Why Did We Stop Reading?

We have the best of intentions every time we purchase a new book. But then we get busy and, over time, our bookshelves become mausoleums of unread tomes. Stacks and stacks of novels and biographies and self-help books, all collecting dust.

There are at least two reasons we stumble into this predicament. First, we put too much pressure on ourselves: we see someone online who claims they read a book a week, and then we beat ourselves up when we don’t live up to their expectations. Second, we let that which is easy and passive—social media, news feeds, television—pull our attention away from deeper, more meaningful pursuits like long-form reading.

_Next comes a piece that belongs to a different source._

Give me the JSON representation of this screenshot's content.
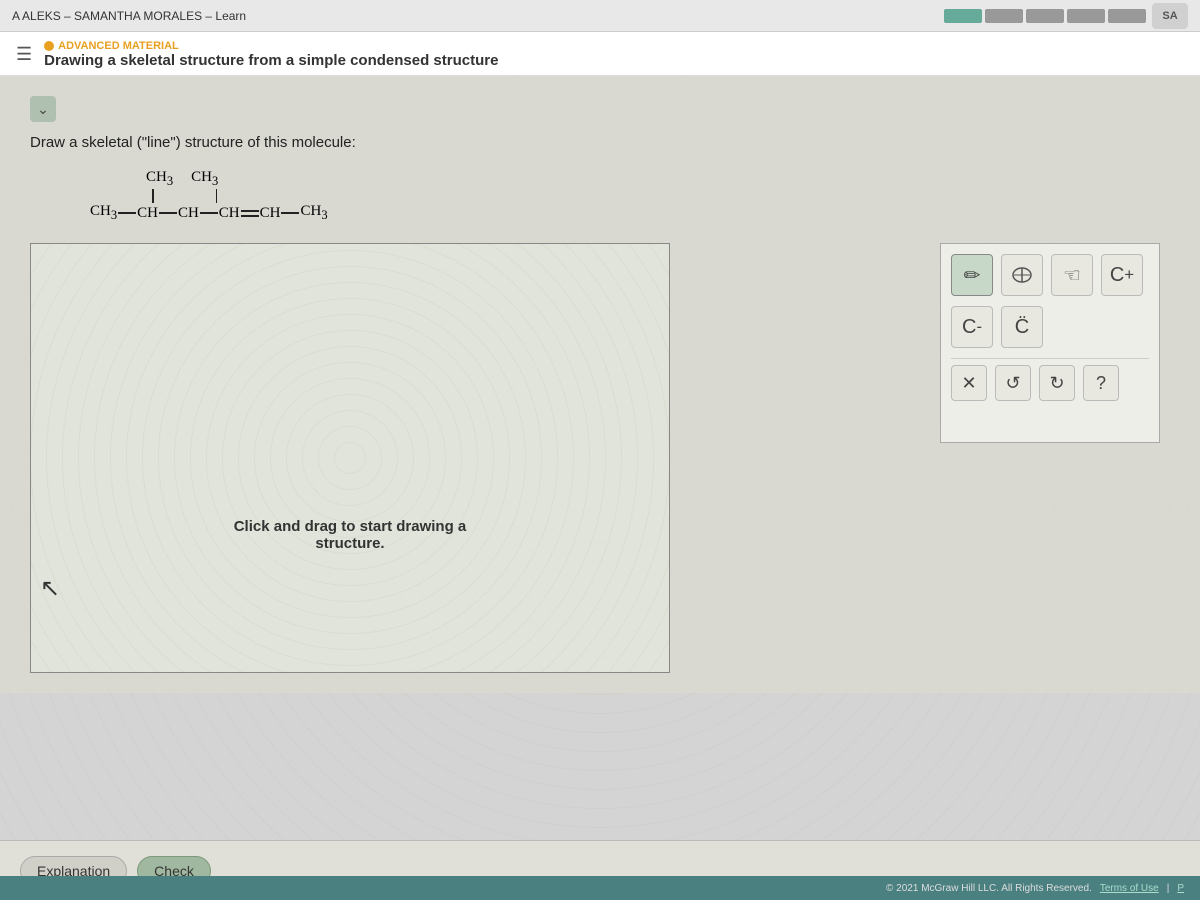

But we can remove both of these obstacles with relative ease. First, we can set our own expectations—how about we each resolve to read just one enriching book per month this year? Second, we can eliminate as many distractions as possible—starting with removing the social media apps from our phones, and then replacing them with an e-reader app so that when we feel the tug of instant gratification, we reach for an e-book instead of our Instagram feeds. If we make only those two changes, we’ll read considerably more throughout the coming twelve months.

If you’re looking for some new books to get you started, these are my favorites from the past year:

Civilized to Death by Christopher Ryan. What is the price of progress? This book masterfully articulates why the so-called progress of the modern era has made us miserable. It’s a new perspective that will make you reconsider your idea of “success.”

Digital Minimalism by Cal Newport. A fresh take on the distractions that bombard our heavily mediated world—with practical advice and experiments to help you break through the digital clutter.

Hillbilly Elegy by J.D. Vance. This is the book I wish I would have written about my childhood. Vance, who grew up in the same area and in similar circumstances as me, dissects the other side of the tracks in this thrilling memoir, putting into words the nuanced aspects of poverty that are often banalized or ignored by mainstream media outlets.

Shortest Way Home by Pete Buttigieg. Certainly the best political autobiography I’ve read. Regardless of your political leanings (I personally disagree with Buttigieg on several issues), the beautiful writing and narrative urgency of this book make it unputdownable. If Buttigieg doesn’t further his career as a politician, he has a promising future as a Great American Writer.

For more of my favorite books, check out my recommended books list. What’s your favorite recent book? Text me at 937-202-4654 and let me know (yes, that’s really my phone number).